March 2022 | View as Webpage
March 2022 | Motivated by the increasing politicization of reproductive health issues in American society, Felicia Stewart, MD, and Tracy Weitz, PhD, MPA, cofounded ANSIRH in 2002 to create research evidence that could inform reproductive health policies, practices, and culture.

Twenty years later, ANSIRH is a leading voice for science in the most pressing debates on reproductive health, rights, and justice. Our 20th anniversary is a moment to mark the milestones we’ve achieved with you, our community. These achievements include contributing research that expanded abortion care in California, providing research and evidence in pivotal court cases against laws that restrict abortion access, and publishing landmark studies like the Turnaway Study. It is also a moment to renew our commitment to reproductive health research for the next 20 years.
As the conflict over abortion in the U.S. increases, ANSIRH has a critical role to play in documenting and studying this moment. Also, as many attacks on abortion access are based in misinformation and fallacies, we have a role in reminding decision-makers of the powerful research showing that abortion is a necessary part of healthcare for all people. In this moment, we have a responsibility to develop and test new strategies to expand access to care where possible.

Our first newsletter of 2022 kicks off our 20th anniversary with a commemorative logo (check out our website too!) and outlines ANSIRH’s latest contributions to reproductive health science. If you find this resource useful, please share widely with colleagues and friends.
Study shows in-person ultrasound requirements to establish gestational duration are "not universally necessary"
A new study authored by ANSIRH’s Lauren Ralph, PhD, MPH; Katherine Ehrenreich, MSc; M. Antonia Biggs, PhD; Natalie Morris, MPH; Daniel Grossman, MD; and collaborators, asked people seeking abortion a series of questions about how far along they thought they were in pregnancy. Researchers then compared their responses to their gestational duration on ultrasound. They found that broadening the screening questions beyond just the date of the last menstrual period resulted in improved accuracy of self-assessment in pregnancy duration. These findings suggest that policies requiring in-person ultrasound before providing medication abortion are not necessary. Read more.

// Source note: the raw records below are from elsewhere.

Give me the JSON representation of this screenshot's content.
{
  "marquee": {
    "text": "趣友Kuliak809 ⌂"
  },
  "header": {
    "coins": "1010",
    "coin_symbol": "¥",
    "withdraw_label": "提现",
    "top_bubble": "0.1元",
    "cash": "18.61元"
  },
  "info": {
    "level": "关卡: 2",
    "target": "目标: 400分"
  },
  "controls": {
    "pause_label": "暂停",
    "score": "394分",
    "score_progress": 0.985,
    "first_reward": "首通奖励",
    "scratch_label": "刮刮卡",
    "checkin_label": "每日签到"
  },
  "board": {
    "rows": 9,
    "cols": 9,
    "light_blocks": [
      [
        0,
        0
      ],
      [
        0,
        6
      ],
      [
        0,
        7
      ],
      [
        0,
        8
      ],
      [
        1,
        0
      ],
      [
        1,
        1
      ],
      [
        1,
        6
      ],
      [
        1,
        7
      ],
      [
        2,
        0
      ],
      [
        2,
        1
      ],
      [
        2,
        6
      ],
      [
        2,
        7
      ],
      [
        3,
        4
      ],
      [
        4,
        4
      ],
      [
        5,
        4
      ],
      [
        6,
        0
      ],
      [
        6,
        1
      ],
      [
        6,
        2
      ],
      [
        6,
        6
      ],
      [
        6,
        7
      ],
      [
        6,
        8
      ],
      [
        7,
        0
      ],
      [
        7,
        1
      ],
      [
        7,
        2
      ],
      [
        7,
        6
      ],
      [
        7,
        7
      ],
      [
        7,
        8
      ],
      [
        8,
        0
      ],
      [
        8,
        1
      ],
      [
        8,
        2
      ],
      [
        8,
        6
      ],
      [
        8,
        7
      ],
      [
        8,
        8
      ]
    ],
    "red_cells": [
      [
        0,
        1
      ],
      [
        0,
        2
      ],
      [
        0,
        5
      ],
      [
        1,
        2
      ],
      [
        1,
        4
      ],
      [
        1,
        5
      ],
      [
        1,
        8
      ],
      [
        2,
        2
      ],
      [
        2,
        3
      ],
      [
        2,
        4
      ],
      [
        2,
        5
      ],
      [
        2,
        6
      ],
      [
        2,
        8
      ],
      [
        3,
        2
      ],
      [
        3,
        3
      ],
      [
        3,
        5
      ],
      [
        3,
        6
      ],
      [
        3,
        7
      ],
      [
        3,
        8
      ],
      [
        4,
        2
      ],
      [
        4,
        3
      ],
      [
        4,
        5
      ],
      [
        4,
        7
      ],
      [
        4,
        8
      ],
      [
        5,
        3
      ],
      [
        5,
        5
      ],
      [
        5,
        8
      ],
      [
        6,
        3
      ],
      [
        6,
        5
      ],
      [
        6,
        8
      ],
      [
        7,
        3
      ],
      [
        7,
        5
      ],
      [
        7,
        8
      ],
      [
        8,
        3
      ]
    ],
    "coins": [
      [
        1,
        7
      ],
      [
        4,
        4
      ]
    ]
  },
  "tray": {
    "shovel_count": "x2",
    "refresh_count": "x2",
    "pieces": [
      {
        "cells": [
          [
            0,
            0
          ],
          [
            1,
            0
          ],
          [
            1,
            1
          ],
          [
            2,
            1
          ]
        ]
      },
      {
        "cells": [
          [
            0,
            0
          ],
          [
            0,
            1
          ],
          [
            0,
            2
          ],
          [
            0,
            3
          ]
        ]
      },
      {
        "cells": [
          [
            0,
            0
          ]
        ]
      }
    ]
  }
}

For a quick overview of this study, watch this three-minute video.
Television in 2021 saw more medication abortion depictions than ever before, according to Abortion Onscreen report
Despite the reality of nearly insurmountable barriers to abortion access in the U.S., entertainment television still largely fails to depict this reality, as noted in ANSIRH’s annual Abortion Onscreen report by Steph Herold, MPH, and Gretchen Sisson, PhD. However, compared to past years, in 2021 the investigators documented more TV portrayals of how to support someone before, during, and after an abortion and more uses of medication abortion, with variation regarding accuracy, stigma, and support. In total, 42 television shows, including hits like This Is Us, Queens, and Love Life, featured 47 abortion plotlines (compared with 32 in 2020). Read more.
Both mainstream media and medicine can better integrate abortion, according to these ANSIRH researchers
As the country awaits SCOTUS’ decision on Dobbs v. Jackson Women's Health Organization, ANSIRH investigators are challenging mainstream narratives on abortion care, both in news media and medicine. Katie Woodruff, DrPH, spoke to Melissa Harris-Perry on The Takeaway about how the news media covers abortion. “People who have had abortions are almost completely missing from our news coverage. When those voices and stories are not included, we lose an opportunity to understand this issue as one that has real impact on real people's lives.” Similarly, Carole Joffe, PhD, wrote an op-ed for The Washington Post about abortion’s failure to become accepted as a routine part of reproductive health services. “Abortion care in America is in trouble, marginalized from the rest of medicine.”
In the Media
 To see a full list of our media highlights, click here.
Research Highlights
To see a list of all our publications, click here.